There was not a whole lot to glean from the fight, given its brevity, but it went almost exactly as one would expect — maybe a little quicker. With both fighters in the twilight of their respective careers, their porous defences and diminshed damage thresholds meant that the winner would be whomever pulled the trigger first. Mir was able to put Fedor down, something that happens in almost every one of the Russian's fights, but had no follow-up. Fedor rocked Mir with an uppercut, followed him to the ground and landed a half-dozen undefended strikes. It wasn't a return to form for The Last Emperor, but a faint reminder of the dominant champion he used to be — just enough to stoke the memories of hardcore fans.

Personally, I thought Mir, for all the brutal stoppage losses on his record — and the 2-year forced hiatus resulting from a failed drug test on April 8th, 2016 — would still have enough left in the tank to dispatch Fedor. All of the concerns about Mir's viability in 2018 aside, Fedor has been a little more active but has looked more-and-more diminished in each fight, with his previous contest ending in a 1:15 KO loss at the hands of Matt Mitrione last June. I was wrong, but I think this fight was a classic heavyweight coin toss situation. The fight was mercifully short, packing as much drama and excitement into 48 seconds as possible. As part of the Bellator Heavyweight Grand Prix Tournament, this was also the first bout to deliver on the entertainment front, as Chael Sonnen and Matt Mitrione each notched fairly unremarkable decision victories in their respective quarter-final rounds.

By beating Frank Mir, Fedor now moves to the semi-final round where he will face Chael Sonnen. In past years, if you told me I was going to be writing a sentence like that, I would have pressumed you to be insane — and yet here we are. That fight should be a one-way traffic from Fedor; the Russian may be on the smaller side of heavyweight, he is still markedly bigger than Sonnen, who has fought the bulk of his career at middleweight. Fedor's submission grappling is more than sufficient to coax a tap from Sonnen, who has struggled against proficient grapplers throughout the entirety of his career — having lost 9 fights via submission.
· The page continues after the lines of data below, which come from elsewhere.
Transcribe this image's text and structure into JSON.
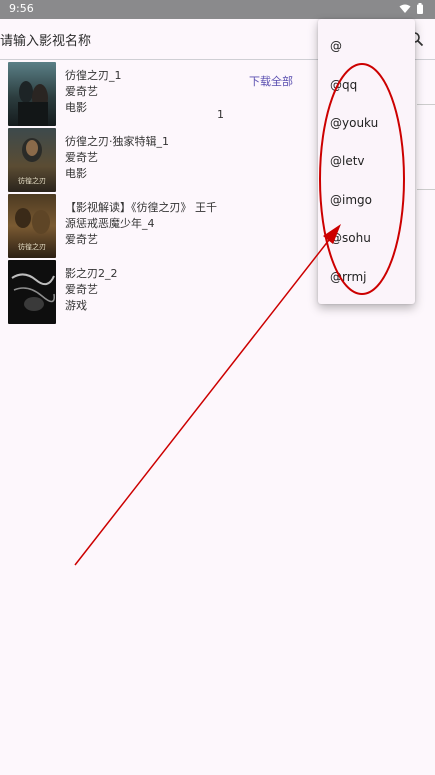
{
  "status_bar": {
    "time": "9:56",
    "icons": [
      "wifi-icon",
      "battery-icon"
    ]
  },
  "search": {
    "placeholder": "请输入影视名称",
    "icon": "search-icon"
  },
  "results": [
    {
      "title": "彷徨之刃_1",
      "source": "爱奇艺",
      "category": "电影",
      "thumb_text": ""
    },
    {
      "title": "彷徨之刃·独家特辑_1",
      "source": "爱奇艺",
      "category": "电影",
      "thumb_text": "彷徨之刃"
    },
    {
      "title": "【影视解读】《彷徨之刃》 王千源惩戒恶魔少年_4",
      "source": "爱奇艺",
      "category": "",
      "thumb_text": "彷徨之刃"
    },
    {
      "title": "影之刃2_2",
      "source": "爱奇艺",
      "category": "游戏",
      "thumb_text": ""
    }
  ],
  "download_all_label": "下载全部",
  "count_label": "1",
  "source_menu": {
    "items": [
      "@",
      "@qq",
      "@youku",
      "@letv",
      "@imgo",
      "@sohu",
      "@rrmj"
    ]
  },
  "colors": {
    "background": "#fdf7fc",
    "status_bar": "#8a8a8c",
    "accent_link": "#5a4fb0",
    "annotation": "#cc0000"
  }
}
Still, it should be an amusing fight for as long as it lasts, and there's at least a chance that Chael makes the pre-fight build-up entertaining.

Lastly, the next move for Frank Mir is — or at least should be — some introspection on whether or not he wants to continue fighting. At 38 years old, Mir has been fighting professionally for 17 years and has endured 9 knockout losses. The sheer number of KOs is a cause for concern, but upon further inspection some of them — such as his losses to Brock Lesnar and Shane Carwin — were extremely violent even by the standards of professional MMA. Mir has absorbed a lot of damage just in fights, without taking into consideration the accumulation of trauma from almost 2 decades of sparring sessions. It's not definitive that Frank Mir is completely shot as a fighter, but his most recent performances have indicated an ongoing state of decline.

I highly doubt Mir will call it quits after this loss; I would expect the financial incentive alone is enough to get Frank Mir back in the cage, for now. Still, I hope that he takes the time to consider what the next step in his life will be, his resumé is one of the best in the business already. Even Fedor, despite winning this fight, is showing his age and I expect any young, reasonably skilled heavyweights will be too much for him to handle but there is still some potential in other "legends" match-ups. I don't give Fedor good odds to win the tournament, as I think Ryan Bader is the safe bet, but it would make for an amazing story. Imagine both Fedor and Cro Cop still winning GPs in the tail end of the 2010s!

—by Derek

Published: April 29th, 2018.